**WORK REQUEST:**
From the listing below, extract every line containing "Коллекция".
== == ==
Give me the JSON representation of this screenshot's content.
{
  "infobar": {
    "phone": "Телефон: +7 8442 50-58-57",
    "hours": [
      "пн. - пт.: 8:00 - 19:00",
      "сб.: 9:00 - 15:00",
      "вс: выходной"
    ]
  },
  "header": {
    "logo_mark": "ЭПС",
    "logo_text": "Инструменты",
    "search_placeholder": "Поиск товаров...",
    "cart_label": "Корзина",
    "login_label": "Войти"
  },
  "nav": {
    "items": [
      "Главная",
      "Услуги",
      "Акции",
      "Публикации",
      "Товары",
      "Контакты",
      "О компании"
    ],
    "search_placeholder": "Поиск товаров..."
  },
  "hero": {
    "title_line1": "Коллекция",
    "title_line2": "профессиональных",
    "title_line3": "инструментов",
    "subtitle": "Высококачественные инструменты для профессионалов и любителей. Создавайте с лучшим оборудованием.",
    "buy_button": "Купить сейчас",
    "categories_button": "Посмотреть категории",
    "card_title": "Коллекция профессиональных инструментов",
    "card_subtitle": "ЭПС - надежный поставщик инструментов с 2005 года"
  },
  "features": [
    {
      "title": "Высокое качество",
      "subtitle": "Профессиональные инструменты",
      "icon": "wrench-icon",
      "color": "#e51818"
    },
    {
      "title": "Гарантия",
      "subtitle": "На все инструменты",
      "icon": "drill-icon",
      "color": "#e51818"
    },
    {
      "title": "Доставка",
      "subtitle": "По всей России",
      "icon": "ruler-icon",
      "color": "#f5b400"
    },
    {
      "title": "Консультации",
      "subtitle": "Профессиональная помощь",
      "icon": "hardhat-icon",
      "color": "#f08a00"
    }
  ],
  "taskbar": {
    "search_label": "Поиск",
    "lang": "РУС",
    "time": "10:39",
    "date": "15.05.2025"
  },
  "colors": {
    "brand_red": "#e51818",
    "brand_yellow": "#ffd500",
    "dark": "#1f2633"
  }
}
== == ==
**RESULT BELOW:**
    "title_line1": "Коллекция",
    "card_title": "Коллекция профессиональных инструментов",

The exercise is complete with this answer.